This is Important
Writing a great story is big task and a big ask – of yourself. How do the greats do it?
I started writing many years ago, shortly after starting I realised that I had a big problem with getting going, keeping going and finally ending the story. I thought it was all about plugging away at the keyboard and finally a story would emerge. Maybe you’ve tried this and discovered that this way of writing doesn’t get you anywhere. In fact it creates a mess that is hard to clear up.
That’s when I realised I needed to learn something about writing stories. I hit the books and bought and read any book I could find on writing. I learned a lot. Then I put it into practice and things started to fall together.
I write stories now. If I begin a story and it doesn’t seem to work, I know something is missing so I look a bit deeper into what my protagonist is doing and ask him or her questions.
How you write your Story matters to your reader
Your protagonist, believe it or not, will help you write your short story, novel or any piece that you are tackling.
The main character in any story has an intimate relationship with the writer. You need to know how they act in any given situation by getting to know them – very well. Knowing that your main character is a detective or an underdog faced with an adversary to overcome is not enough information. It is important to know who they love and who they hate and why.
Your character will have fears; fears show the deep side of the main character’s life – that deep psychology that motivates a human being. Go deep and ask questions about your character and you will discover motivations that create action in the story. A detective chasing a baddy that has no inner life is a set-up for an action thriller of the lowest and most boring standards. It will force the writer to write repetitious crap.
Create Cause and Effect Scenes
Knowledge about your character will allow you to write a story with “cause and effect” scenes. It will also give you the power to overcome the problem of passive character actions; where the main character or hero reacts to action rather than acts against it. Create friction that comes from main character actions and decisions. Depth of character makes great reading.
Cause and Effect will move a story forwards. A character that has depth of psyche will act like a real hero.
If you are having problems choosing who your character is then take a look at Archetypes. These are typical “make-ups” of Hero characters taken from Mythology. It doesn’t take long to read or skim through the stories of ancient Greece and Rome. You’ll see it when you find it.

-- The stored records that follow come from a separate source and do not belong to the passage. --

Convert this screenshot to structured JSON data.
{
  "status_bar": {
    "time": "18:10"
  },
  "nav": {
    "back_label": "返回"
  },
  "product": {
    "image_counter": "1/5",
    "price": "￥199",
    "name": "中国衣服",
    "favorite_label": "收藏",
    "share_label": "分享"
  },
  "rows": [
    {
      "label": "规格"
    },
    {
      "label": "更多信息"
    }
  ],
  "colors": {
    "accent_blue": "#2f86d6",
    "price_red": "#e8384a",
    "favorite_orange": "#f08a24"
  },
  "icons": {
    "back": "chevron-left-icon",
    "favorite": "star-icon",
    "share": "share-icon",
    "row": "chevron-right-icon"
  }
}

Think about films and books where the characters are Archetypes from Mythology. The Godfather is an all-powerful man directing his people and family. Their loss and fortune hangs on his words. He is like a god who punishes or helps all depending on whether you help further his cause or not.
The underdog or lovable loser is found in many Hero stories of Mythology.
When you write your character make sure that you are a real sadist. Kurt Vonnegut said this about writing, he was right because the worse circumstances bring out the best in a resilient and resourceful character and that’s where story really happens – in the action that is meaningful and threatens to destroy the main character’s life.
[bctt tweet=”Be a Sadist. No matter how sweet and innocent your leading characters, make awful things happen to them-in order that the reader may see what they are made of.”]
Know the rules of writing Fiction
Write a lot and then some more. This is how you learn about writing and about you as a writer. A day will come when you realise that you can tackle a writing project without sweating the small stuff. That’s when you’ve internalised the rules that you have found on the way.
When you really understand a rule, you realise that it isn’t written in stone. Then you can adapt it, make it your rule, use it in the wrong place and make it work. There are no rules in writing, just ideas that writers discover on the journey through.
Work with these ideas (Rules) and watch your Story writing skills get better and better.
Start as close to the action as possible.
Let the reader know who all of the characters are at the beginning, not half way through the book.
Know your Characters – especially the Main Character. Know their personalities and their deeper characters and you will always have something interesting to write about them, they will always tell you what’s going to happen next.
Always write to please yourself. If you hate the story don’t write it because you’ll never finish it.
Write all ideas down when they come to mind; keep a notebook with you, be professional and hone every aspect of your craft by taking it seriously. Ideas not recorded float away into the ether.
Don’t force a situation to happen in your story; if it’s plausible your character will express it truthfully and not as if the author wanted this thing to happen.